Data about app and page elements
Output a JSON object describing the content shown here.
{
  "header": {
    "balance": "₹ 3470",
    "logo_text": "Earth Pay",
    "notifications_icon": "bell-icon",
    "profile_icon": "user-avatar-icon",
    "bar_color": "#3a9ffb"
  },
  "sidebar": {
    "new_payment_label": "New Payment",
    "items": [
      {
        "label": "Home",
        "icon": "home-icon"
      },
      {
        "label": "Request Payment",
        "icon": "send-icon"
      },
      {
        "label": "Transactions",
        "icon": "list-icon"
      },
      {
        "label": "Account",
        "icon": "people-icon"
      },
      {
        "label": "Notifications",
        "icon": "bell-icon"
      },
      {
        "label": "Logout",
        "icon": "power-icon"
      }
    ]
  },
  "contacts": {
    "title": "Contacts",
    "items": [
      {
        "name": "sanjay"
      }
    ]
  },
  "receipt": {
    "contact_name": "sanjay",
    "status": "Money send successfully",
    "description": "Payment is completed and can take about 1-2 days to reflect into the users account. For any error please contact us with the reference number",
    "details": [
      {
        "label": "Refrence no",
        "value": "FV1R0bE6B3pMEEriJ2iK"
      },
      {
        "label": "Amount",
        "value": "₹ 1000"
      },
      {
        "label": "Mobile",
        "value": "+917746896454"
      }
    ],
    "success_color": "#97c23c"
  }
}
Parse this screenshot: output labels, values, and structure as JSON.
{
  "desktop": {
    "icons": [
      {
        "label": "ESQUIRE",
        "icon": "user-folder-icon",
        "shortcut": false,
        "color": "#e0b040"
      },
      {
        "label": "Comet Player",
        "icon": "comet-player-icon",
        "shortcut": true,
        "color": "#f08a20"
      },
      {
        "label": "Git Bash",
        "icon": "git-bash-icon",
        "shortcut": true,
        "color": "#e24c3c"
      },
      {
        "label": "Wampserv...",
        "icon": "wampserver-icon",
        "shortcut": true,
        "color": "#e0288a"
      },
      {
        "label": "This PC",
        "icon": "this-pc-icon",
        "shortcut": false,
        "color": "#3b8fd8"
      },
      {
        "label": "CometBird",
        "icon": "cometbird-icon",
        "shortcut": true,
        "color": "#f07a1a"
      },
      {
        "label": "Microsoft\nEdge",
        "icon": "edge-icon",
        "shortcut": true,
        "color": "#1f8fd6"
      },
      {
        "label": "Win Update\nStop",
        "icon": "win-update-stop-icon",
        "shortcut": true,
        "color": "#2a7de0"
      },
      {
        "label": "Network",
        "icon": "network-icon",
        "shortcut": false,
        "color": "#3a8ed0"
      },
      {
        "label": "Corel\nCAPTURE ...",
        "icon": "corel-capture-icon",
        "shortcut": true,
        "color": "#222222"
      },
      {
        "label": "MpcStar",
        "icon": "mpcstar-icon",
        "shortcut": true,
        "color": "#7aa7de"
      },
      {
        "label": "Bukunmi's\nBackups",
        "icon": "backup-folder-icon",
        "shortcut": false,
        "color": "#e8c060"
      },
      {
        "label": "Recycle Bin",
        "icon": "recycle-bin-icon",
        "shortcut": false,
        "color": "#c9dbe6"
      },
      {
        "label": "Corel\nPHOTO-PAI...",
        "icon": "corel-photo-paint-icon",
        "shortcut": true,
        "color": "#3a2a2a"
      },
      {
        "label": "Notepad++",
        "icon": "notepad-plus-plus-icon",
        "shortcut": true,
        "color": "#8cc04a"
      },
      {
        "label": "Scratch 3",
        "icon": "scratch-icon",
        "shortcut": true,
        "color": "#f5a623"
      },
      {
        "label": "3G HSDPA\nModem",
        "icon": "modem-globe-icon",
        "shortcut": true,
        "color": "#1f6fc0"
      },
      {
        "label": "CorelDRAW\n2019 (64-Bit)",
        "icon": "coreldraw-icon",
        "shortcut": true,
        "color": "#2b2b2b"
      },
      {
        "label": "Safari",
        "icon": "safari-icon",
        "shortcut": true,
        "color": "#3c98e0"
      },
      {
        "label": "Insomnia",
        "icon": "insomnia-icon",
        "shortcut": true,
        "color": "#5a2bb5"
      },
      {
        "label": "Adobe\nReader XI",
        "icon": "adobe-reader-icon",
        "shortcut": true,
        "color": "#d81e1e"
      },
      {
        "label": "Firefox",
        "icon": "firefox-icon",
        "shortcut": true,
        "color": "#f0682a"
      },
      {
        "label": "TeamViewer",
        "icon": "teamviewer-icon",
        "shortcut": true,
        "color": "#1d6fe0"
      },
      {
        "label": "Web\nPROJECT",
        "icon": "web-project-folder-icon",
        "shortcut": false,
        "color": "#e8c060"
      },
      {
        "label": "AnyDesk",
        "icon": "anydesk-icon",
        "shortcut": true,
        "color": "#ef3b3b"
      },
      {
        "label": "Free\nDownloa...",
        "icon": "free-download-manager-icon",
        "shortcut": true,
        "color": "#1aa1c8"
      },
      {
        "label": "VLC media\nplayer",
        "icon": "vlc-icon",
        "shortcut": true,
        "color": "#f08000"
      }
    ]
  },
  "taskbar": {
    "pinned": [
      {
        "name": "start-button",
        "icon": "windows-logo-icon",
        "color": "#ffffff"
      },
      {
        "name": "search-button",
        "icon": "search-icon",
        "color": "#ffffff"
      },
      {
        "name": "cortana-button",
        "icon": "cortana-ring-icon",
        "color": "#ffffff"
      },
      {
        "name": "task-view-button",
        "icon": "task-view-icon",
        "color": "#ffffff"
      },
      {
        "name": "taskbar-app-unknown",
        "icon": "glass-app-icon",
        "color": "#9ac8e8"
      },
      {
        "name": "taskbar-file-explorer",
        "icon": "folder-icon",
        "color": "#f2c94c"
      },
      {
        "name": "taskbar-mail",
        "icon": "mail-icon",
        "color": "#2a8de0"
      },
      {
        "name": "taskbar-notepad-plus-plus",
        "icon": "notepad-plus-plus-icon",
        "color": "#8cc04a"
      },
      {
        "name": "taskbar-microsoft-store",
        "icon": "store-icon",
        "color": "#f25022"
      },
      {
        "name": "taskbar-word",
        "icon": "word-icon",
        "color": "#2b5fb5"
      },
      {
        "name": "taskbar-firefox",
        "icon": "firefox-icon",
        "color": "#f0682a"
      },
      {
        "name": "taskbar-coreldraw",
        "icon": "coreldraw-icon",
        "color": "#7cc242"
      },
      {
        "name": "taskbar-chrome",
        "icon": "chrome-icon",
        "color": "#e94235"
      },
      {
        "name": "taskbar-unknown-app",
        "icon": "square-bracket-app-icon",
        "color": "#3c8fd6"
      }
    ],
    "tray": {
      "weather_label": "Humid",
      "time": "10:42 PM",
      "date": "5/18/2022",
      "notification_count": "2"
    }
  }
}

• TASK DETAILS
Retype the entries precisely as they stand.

• SOLUTION FOR THIS TASK
Output a JSON object describing the content shown here.
{
  "header": {
    "balance": "₹ 3470",
    "logo_text": "Earth Pay",
    "notifications_icon": "bell-icon",
    "profile_icon": "user-avatar-icon",
    "bar_color": "#3a9ffb"
  },
  "sidebar": {
    "new_payment_label": "New Payment",
    "items": [
      {
        "label": "Home",
        "icon": "home-icon"
      },
      {
        "label": "Request Payment",
        "icon": "send-icon"
      },
      {
        "label": "Transactions",
        "icon": "list-icon"
      },
      {
        "label": "Account",
        "icon": "people-icon"
      },
      {
        "label": "Notifications",
        "icon": "bell-icon"
      },
      {
        "label": "Logout",
        "icon": "power-icon"
      }
    ]
  },
  "contacts": {
    "title": "Contacts",
    "items": [
      {
        "name": "sanjay"
      }
    ]
  },
  "receipt": {
    "contact_name": "sanjay",
    "status": "Money send successfully",
    "description": "Payment is completed and can take about 1-2 days to reflect into the users account. For any error please contact us with the reference number",
    "details": [
      {
        "label": "Refrence no",
        "value": "FV1R0bE6B3pMEEriJ2iK"
      },
      {
        "label": "Amount",
        "value": "₹ 1000"
      },
      {
        "label": "Mobile",
        "value": "+917746896454"
      }
    ],
    "success_color": "#97c23c"
  }
}
Parse this screenshot: output labels, values, and structure as JSON.
{
  "desktop": {
    "icons": [
      {
        "label": "ESQUIRE",
        "icon": "user-folder-icon",
        "shortcut": false,
        "color": "#e0b040"
      },
      {
        "label": "Comet Player",
        "icon": "comet-player-icon",
        "shortcut": true,
        "color": "#f08a20"
      },
      {
        "label": "Git Bash",
        "icon": "git-bash-icon",
        "shortcut": true,
        "color": "#e24c3c"
      },
      {
        "label": "Wampserv...",
        "icon": "wampserver-icon",
        "shortcut": true,
        "color": "#e0288a"
      },
      {
        "label": "This PC",
        "icon": "this-pc-icon",
        "shortcut": false,
        "color": "#3b8fd8"
      },
      {
        "label": "CometBird",
        "icon": "cometbird-icon",
        "shortcut": true,
        "color": "#f07a1a"
      },
      {
        "label": "Microsoft\nEdge",
        "icon": "edge-icon",
        "shortcut": true,
        "color": "#1f8fd6"
      },
      {
        "label": "Win Update\nStop",
        "icon": "win-update-stop-icon",
        "shortcut": true,
        "color": "#2a7de0"
      },
      {
        "label": "Network",
        "icon": "network-icon",
        "shortcut": false,
        "color": "#3a8ed0"
      },
      {
        "label": "Corel\nCAPTURE ...",
        "icon": "corel-capture-icon",
        "shortcut": true,
        "color": "#222222"
      },
      {
        "label": "MpcStar",
        "icon": "mpcstar-icon",
        "shortcut": true,
        "color": "#7aa7de"
      },
      {
        "label": "Bukunmi's\nBackups",
        "icon": "backup-folder-icon",
        "shortcut": false,
        "color": "#e8c060"
      },
      {
        "label": "Recycle Bin",
        "icon": "recycle-bin-icon",
        "shortcut": false,
        "color": "#c9dbe6"
      },
      {
        "label": "Corel\nPHOTO-PAI...",
        "icon": "corel-photo-paint-icon",
        "shortcut": true,
        "color": "#3a2a2a"
      },
      {
        "label": "Notepad++",
        "icon": "notepad-plus-plus-icon",
        "shortcut": true,
        "color": "#8cc04a"
      },
      {
        "label": "Scratch 3",
        "icon": "scratch-icon",
        "shortcut": true,
        "color": "#f5a623"
      },
      {
        "label": "3G HSDPA\nModem",
        "icon": "modem-globe-icon",
        "shortcut": true,
        "color": "#1f6fc0"
      },
      {
        "label": "CorelDRAW\n2019 (64-Bit)",
        "icon": "coreldraw-icon",
        "shortcut": true,
        "color": "#2b2b2b"
      },
      {
        "label": "Safari",
        "icon": "safari-icon",
        "shortcut": true,
        "color": "#3c98e0"
      },
      {
        "label": "Insomnia",
        "icon": "insomnia-icon",
        "shortcut": true,
        "color": "#5a2bb5"
      },
      {
        "label": "Adobe\nReader XI",
        "icon": "adobe-reader-icon",
        "shortcut": true,
        "color": "#d81e1e"
      },
      {
        "label": "Firefox",
        "icon": "firefox-icon",
        "shortcut": true,
        "color": "#f0682a"
      },
      {
        "label": "TeamViewer",
        "icon": "teamviewer-icon",
        "shortcut": true,
        "color": "#1d6fe0"
      },
      {
        "label": "Web\nPROJECT",
        "icon": "web-project-folder-icon",
        "shortcut": false,
        "color": "#e8c060"
      },
      {
        "label": "AnyDesk",
        "icon": "anydesk-icon",
        "shortcut": true,
        "color": "#ef3b3b"
      },
      {
        "label": "Free\nDownloa...",
        "icon": "free-download-manager-icon",
        "shortcut": true,
        "color": "#1aa1c8"
      },
      {
        "label": "VLC media\nplayer",
        "icon": "vlc-icon",
        "shortcut": true,
        "color": "#f08000"
      }
    ]
  },
  "taskbar": {
    "pinned": [
      {
        "name": "start-button",
        "icon": "windows-logo-icon",
        "color": "#ffffff"
      },
      {
        "name": "search-button",
        "icon": "search-icon",
        "color": "#ffffff"
      },
      {
        "name": "cortana-button",
        "icon": "cortana-ring-icon",
        "color": "#ffffff"
      },
      {
        "name": "task-view-button",
        "icon": "task-view-icon",
        "color": "#ffffff"
      },
      {
        "name": "taskbar-app-unknown",
        "icon": "glass-app-icon",
        "color": "#9ac8e8"
      },
      {
        "name": "taskbar-file-explorer",
        "icon": "folder-icon",
        "color": "#f2c94c"
      },
      {
        "name": "taskbar-mail",
        "icon": "mail-icon",
        "color": "#2a8de0"
      },
      {
        "name": "taskbar-notepad-plus-plus",
        "icon": "notepad-plus-plus-icon",
        "color": "#8cc04a"
      },
      {
        "name": "taskbar-microsoft-store",
        "icon": "store-icon",
        "color": "#f25022"
      },
      {
        "name": "taskbar-word",
        "icon": "word-icon",
        "color": "#2b5fb5"
      },
      {
        "name": "taskbar-firefox",
        "icon": "firefox-icon",
        "color": "#f0682a"
      },
      {
        "name": "taskbar-coreldraw",
        "icon": "coreldraw-icon",
        "color": "#7cc242"
      },
      {
        "name": "taskbar-chrome",
        "icon": "chrome-icon",
        "color": "#e94235"
      },
      {
        "name": "taskbar-unknown-app",
        "icon": "square-bracket-app-icon",
        "color": "#3c8fd6"
      }
    ],
    "tray": {
      "weather_label": "Humid",
      "time": "10:42 PM",
      "date": "5/18/2022",
      "notification_count": "2"
    }
  }
}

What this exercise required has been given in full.